Josef Newgarden has been here before.
The Team Penske driver enters the 2020 NTT IndyCar season as the reigning champion, a title he also claimed in 2017, but couldn’t defend the following year.
“It is a challenge. You know, when you win the championship the demand goes up,” Newgarden told Fox News Autos.
“You kind of lose focus, or at least lose the ability to prioritize your energy to the racecar. Throughout the year. Everyone everywhere you go, they want to talk about last season.”
The 29-year-old is confident that his team has what it takes to do it this time around, despite the introduction of a new Aeroscreen safety device on the cars that presents new issues for engineers and drivers alike. The feature combines a protective “Halo” frame around the driver’s compartment that’s wrapped with a Plexiglas windshield designed to deflect debris.
The technology was developed in earnest after the death of Justin Wilson, who was struck in the head by a part that flew off a car that wrecked in front of him at Pocono Raceway in 2015.
“The biggest change is what happens mechanically to the car," Newgarden said.
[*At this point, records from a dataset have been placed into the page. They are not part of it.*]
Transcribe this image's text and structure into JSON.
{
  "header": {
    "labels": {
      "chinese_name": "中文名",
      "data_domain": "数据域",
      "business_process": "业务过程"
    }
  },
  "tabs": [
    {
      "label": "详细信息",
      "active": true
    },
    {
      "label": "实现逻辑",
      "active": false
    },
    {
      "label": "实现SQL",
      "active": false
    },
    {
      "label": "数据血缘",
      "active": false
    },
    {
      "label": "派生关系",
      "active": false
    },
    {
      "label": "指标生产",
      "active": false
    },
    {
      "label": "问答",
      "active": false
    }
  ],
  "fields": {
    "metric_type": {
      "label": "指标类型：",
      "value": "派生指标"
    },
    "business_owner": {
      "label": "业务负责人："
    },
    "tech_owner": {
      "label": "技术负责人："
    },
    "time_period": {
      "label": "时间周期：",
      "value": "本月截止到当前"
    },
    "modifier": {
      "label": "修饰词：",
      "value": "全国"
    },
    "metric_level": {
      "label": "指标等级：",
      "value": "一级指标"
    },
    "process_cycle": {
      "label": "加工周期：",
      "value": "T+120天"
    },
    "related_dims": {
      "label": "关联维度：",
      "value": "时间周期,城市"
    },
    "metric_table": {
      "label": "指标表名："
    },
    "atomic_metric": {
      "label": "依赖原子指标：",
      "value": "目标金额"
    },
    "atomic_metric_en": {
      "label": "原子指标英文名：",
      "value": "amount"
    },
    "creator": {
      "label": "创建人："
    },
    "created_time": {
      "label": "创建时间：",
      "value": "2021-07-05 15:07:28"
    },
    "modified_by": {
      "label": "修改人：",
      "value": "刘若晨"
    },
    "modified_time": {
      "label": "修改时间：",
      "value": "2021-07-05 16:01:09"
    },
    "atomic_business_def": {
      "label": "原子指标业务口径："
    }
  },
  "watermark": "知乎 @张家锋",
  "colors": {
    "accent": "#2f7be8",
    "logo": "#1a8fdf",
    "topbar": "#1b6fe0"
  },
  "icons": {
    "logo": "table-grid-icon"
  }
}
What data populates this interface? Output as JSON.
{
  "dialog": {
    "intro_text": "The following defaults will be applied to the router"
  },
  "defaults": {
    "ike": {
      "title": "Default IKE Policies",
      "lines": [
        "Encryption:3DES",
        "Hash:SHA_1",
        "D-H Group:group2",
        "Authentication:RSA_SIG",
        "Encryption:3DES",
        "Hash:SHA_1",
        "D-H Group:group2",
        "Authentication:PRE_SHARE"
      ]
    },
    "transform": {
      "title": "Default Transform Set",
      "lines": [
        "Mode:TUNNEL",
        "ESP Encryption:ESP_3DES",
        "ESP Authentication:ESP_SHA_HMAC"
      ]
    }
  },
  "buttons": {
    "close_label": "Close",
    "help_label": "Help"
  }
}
“You put that big of a structure that wasn’t there before. It’s heavier, it’s moved the weight. So the weight distribution is about a percent-and-a-half forward. Completely changes the way the car feels and handles. So it’s going to be a learning experience for all of us on how we engineer what essentially feels like a new race car.”
“The team that figures it out first is going to be the one to beat.”
The Aeroscreen isn’t the only change Newgarden’s crew is facing this season. Team owner Roger Penske recently purchased the entire NTT IndyCar series and the Indianapolis Motor Speedway, so the legendary strategist is going to recuse himself from the Team Penske pits on race days.
“It was a big shock for us in the middle of the offseason. We had no idea it was coming, but I think everyone is pretty elated with the news,” he said.
“Roger is the perfect person. No one knows Indycar better than Roger, and I don’t think anyone is more capable of taking IndyCar and the Indianapolis Motor Speedway to a better place.”
As important of a figure as Penske is, however, Newgarden said the organization is set up to be bigger than any one person and that the right people are in place to give him the support he needs behind the wheel.
Along with repeating as champion, Newgarden, of course, has his sights set on winning IndyCar’s marquee event, the Indianapolis 500. The closest he’s come so far is a third-place finish in 2016.
“Every year it’s my goal, but I’ve kind of come to peace with that place,” he said. “Just with the sheer fact that you never know if it’s going to work out. It’s just a difficult event to get right.”
“The more times you’re there the more times you give yourself a chance at the end of the race. The more likely it is to one day work out and hopefully, that’s this year.”
UPDATE: Following this interview, the IndyCar season was postponed indefinitely as a measure to prevent the spread of the COVID-19 coronavirus.